====== Input material ======

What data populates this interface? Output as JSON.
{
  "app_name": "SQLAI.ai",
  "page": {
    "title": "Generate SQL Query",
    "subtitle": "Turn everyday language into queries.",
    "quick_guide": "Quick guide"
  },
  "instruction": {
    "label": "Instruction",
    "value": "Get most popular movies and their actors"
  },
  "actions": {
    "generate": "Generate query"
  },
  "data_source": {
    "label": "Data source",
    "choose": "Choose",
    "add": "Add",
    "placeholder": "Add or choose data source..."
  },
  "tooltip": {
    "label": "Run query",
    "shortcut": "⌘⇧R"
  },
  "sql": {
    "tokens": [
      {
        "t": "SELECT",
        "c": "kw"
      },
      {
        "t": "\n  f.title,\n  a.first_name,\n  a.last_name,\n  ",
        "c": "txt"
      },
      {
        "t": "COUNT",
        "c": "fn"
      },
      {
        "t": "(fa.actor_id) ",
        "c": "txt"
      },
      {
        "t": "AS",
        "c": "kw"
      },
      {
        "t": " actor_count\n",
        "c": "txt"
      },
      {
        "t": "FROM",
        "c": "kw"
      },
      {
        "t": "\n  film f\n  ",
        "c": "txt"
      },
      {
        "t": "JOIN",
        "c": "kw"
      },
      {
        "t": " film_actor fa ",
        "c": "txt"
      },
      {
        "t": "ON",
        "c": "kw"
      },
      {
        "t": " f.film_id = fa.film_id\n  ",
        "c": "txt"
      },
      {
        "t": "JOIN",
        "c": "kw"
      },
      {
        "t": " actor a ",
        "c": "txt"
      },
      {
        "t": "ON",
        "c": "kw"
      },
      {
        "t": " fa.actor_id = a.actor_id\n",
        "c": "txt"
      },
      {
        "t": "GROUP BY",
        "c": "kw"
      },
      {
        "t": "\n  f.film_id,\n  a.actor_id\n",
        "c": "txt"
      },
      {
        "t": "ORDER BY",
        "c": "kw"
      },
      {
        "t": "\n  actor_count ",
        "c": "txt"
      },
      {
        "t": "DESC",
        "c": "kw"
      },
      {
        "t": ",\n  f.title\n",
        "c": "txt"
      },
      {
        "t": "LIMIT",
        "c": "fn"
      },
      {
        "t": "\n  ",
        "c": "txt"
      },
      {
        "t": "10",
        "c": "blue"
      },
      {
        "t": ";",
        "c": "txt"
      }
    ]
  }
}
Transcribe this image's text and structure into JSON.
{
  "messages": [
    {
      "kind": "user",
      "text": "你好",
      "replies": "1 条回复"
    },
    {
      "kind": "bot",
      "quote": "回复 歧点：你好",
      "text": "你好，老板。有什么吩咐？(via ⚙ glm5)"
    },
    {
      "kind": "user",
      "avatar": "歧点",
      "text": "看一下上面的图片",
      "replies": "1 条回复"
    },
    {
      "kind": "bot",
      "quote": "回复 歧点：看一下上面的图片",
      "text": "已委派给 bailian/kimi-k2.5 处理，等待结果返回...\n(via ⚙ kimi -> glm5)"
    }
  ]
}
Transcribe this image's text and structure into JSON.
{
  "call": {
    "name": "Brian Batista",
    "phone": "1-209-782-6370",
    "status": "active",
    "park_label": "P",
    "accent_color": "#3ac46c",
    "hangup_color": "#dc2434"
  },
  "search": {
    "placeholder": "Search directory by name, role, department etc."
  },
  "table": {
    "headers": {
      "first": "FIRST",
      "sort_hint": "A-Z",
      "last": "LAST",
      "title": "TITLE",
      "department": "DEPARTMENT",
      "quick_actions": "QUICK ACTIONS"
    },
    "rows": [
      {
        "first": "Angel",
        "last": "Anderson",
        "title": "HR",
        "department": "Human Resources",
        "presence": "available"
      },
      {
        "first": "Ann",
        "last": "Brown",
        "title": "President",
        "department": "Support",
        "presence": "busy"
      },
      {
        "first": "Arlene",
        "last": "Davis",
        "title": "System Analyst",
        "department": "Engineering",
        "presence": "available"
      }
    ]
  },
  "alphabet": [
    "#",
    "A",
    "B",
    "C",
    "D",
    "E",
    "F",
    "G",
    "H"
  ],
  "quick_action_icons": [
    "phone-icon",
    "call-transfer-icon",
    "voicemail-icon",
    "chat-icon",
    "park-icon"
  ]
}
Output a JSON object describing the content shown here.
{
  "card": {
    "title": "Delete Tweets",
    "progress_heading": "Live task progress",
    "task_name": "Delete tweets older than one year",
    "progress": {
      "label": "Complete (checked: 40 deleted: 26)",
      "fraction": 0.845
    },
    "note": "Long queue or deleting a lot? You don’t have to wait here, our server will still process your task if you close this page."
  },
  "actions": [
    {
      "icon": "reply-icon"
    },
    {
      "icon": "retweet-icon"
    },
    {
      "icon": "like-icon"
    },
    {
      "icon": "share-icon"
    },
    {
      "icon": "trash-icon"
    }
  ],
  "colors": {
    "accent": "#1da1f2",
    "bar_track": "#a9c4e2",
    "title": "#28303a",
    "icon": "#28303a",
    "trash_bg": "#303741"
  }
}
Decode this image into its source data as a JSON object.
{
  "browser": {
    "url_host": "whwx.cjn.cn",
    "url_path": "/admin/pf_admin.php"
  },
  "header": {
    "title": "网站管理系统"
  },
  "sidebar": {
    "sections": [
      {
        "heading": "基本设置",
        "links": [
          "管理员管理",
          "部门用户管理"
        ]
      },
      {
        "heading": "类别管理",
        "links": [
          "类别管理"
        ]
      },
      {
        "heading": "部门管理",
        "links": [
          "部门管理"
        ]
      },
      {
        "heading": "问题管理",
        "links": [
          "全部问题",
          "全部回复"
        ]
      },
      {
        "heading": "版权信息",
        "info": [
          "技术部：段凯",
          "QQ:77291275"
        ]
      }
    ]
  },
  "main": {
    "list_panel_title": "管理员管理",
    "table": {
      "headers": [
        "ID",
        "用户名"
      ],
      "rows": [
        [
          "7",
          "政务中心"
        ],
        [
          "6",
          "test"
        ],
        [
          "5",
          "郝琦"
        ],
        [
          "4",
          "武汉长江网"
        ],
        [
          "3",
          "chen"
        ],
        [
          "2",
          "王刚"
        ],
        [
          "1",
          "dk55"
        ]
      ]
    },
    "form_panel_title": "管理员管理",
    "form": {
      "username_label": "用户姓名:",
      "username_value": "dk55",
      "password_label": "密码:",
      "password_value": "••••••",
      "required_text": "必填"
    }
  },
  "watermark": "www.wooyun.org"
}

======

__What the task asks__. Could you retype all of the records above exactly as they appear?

__Reply__.
What data populates this interface? Output as JSON.
{
  "app_name": "SQLAI.ai",
  "page": {
    "title": "Generate SQL Query",
    "subtitle": "Turn everyday language into queries.",
    "quick_guide": "Quick guide"
  },
  "instruction": {
    "label": "Instruction",
    "value": "Get most popular movies and their actors"
  },
  "actions": {
    "generate": "Generate query"
  },
  "data_source": {
    "label": "Data source",
    "choose": "Choose",
    "add": "Add",
    "placeholder": "Add or choose data source..."
  },
  "tooltip": {
    "label": "Run query",
    "shortcut": "⌘⇧R"
  },
  "sql": {
    "tokens": [
      {
        "t": "SELECT",
        "c": "kw"
      },
      {
        "t": "\n  f.title,\n  a.first_name,\n  a.last_name,\n  ",
        "c": "txt"
      },
      {
        "t": "COUNT",
        "c": "fn"
      },
      {
        "t": "(fa.actor_id) ",
        "c": "txt"
      },
      {
        "t": "AS",
        "c": "kw"
      },
      {
        "t": " actor_count\n",
        "c": "txt"
      },
      {
        "t": "FROM",
        "c": "kw"
      },
      {
        "t": "\n  film f\n  ",
        "c": "txt"
      },
      {
        "t": "JOIN",
        "c": "kw"
      },
      {
        "t": " film_actor fa ",
        "c": "txt"
      },
      {
        "t": "ON",
        "c": "kw"
      },
      {
        "t": " f.film_id = fa.film_id\n  ",
        "c": "txt"
      },
      {
        "t": "JOIN",
        "c": "kw"
      },
      {
        "t": " actor a ",
        "c": "txt"
      },
      {
        "t": "ON",
        "c": "kw"
      },
      {
        "t": " fa.actor_id = a.actor_id\n",
        "c": "txt"
      },
      {
        "t": "GROUP BY",
        "c": "kw"
      },
      {
        "t": "\n  f.film_id,\n  a.actor_id\n",
        "c": "txt"
      },
      {
        "t": "ORDER BY",
        "c": "kw"
      },
      {
        "t": "\n  actor_count ",
        "c": "txt"
      },
      {
        "t": "DESC",
        "c": "kw"
      },
      {
        "t": ",\n  f.title\n",
        "c": "txt"
      },
      {
        "t": "LIMIT",
        "c": "fn"
      },
      {
        "t": "\n  ",
        "c": "txt"
      },
      {
        "t": "10",
        "c": "blue"
      },
      {
        "t": ";",
        "c": "txt"
      }
    ]
  }
}
Transcribe this image's text and structure into JSON.
{
  "messages": [
    {
      "kind": "user",
      "text": "你好",
      "replies": "1 条回复"
    },
    {
      "kind": "bot",
      "quote": "回复 歧点：你好",
      "text": "你好，老板。有什么吩咐？(via ⚙ glm5)"
    },
    {
      "kind": "user",
      "avatar": "歧点",
      "text": "看一下上面的图片",
      "replies": "1 条回复"
    },
    {
      "kind": "bot",
      "quote": "回复 歧点：看一下上面的图片",
      "text": "已委派给 bailian/kimi-k2.5 处理，等待结果返回...\n(via ⚙ kimi -> glm5)"
    }
  ]
}
Transcribe this image's text and structure into JSON.
{
  "call": {
    "name": "Brian Batista",
    "phone": "1-209-782-6370",
    "status": "active",
    "park_label": "P",
    "accent_color": "#3ac46c",
    "hangup_color": "#dc2434"
  },
  "search": {
    "placeholder": "Search directory by name, role, department etc."
  },
  "table": {
    "headers": {
      "first": "FIRST",
      "sort_hint": "A-Z",
      "last": "LAST",
      "title": "TITLE",
      "department": "DEPARTMENT",
      "quick_actions": "QUICK ACTIONS"
    },
    "rows": [
      {
        "first": "Angel",
        "last": "Anderson",
        "title": "HR",
        "department": "Human Resources",
        "presence": "available"
      },
      {
        "first": "Ann",
        "last": "Brown",
        "title": "President",
        "department": "Support",
        "presence": "busy"
      },
      {
        "first": "Arlene",
        "last": "Davis",
        "title": "System Analyst",
        "department": "Engineering",
        "presence": "available"
      }
    ]
  },
  "alphabet": [
    "#",
    "A",
    "B",
    "C",
    "D",
    "E",
    "F",
    "G",
    "H"
  ],
  "quick_action_icons": [
    "phone-icon",
    "call-transfer-icon",
    "voicemail-icon",
    "chat-icon",
    "park-icon"
  ]
}
Output a JSON object describing the content shown here.
{
  "card": {
    "title": "Delete Tweets",
    "progress_heading": "Live task progress",
    "task_name": "Delete tweets older than one year",
    "progress": {
      "label": "Complete (checked: 40 deleted: 26)",
      "fraction": 0.845
    },
    "note": "Long queue or deleting a lot? You don’t have to wait here, our server will still process your task if you close this page."
  },
  "actions": [
    {
      "icon": "reply-icon"
    },
    {
      "icon": "retweet-icon"
    },
    {
      "icon": "like-icon"
    },
    {
      "icon": "share-icon"
    },
    {
      "icon": "trash-icon"
    }
  ],
  "colors": {
    "accent": "#1da1f2",
    "bar_track": "#a9c4e2",
    "title": "#28303a",
    "icon": "#28303a",
    "trash_bg": "#303741"
  }
}
Decode this image into its source data as a JSON object.
{
  "browser": {
    "url_host": "whwx.cjn.cn",
    "url_path": "/admin/pf_admin.php"
  },
  "header": {
    "title": "网站管理系统"
  },
  "sidebar": {
    "sections": [
      {
        "heading": "基本设置",
        "links": [
          "管理员管理",
          "部门用户管理"
        ]
      },
      {
        "heading": "类别管理",
        "links": [
          "类别管理"
        ]
      },
      {
        "heading": "部门管理",
        "links": [
          "部门管理"
        ]
      },
      {
        "heading": "问题管理",
        "links": [
          "全部问题",
          "全部回复"
        ]
      },
      {
        "heading": "版权信息",
        "info": [
          "技术部：段凯",
          "QQ:77291275"
        ]
      }
    ]
  },
  "main": {
    "list_panel_title": "管理员管理",
    "table": {
      "headers": [
        "ID",
        "用户名"
      ],
      "rows": [
        [
          "7",
          "政务中心"
        ],
        [
          "6",
          "test"
        ],
        [
          "5",
          "郝琦"
        ],
        [
          "4",
          "武汉长江网"
        ],
        [
          "3",
          "chen"
        ],
        [
          "2",
          "王刚"
        ],
        [
          "1",
          "dk55"
        ]
      ]
    },
    "form_panel_title": "管理员管理",
    "form": {
      "username_label": "用户姓名:",
      "username_value": "dk55",
      "password_label": "密码:",
      "password_value": "••••••",
      "required_text": "必填"
    }
  },
  "watermark": "www.wooyun.org"
}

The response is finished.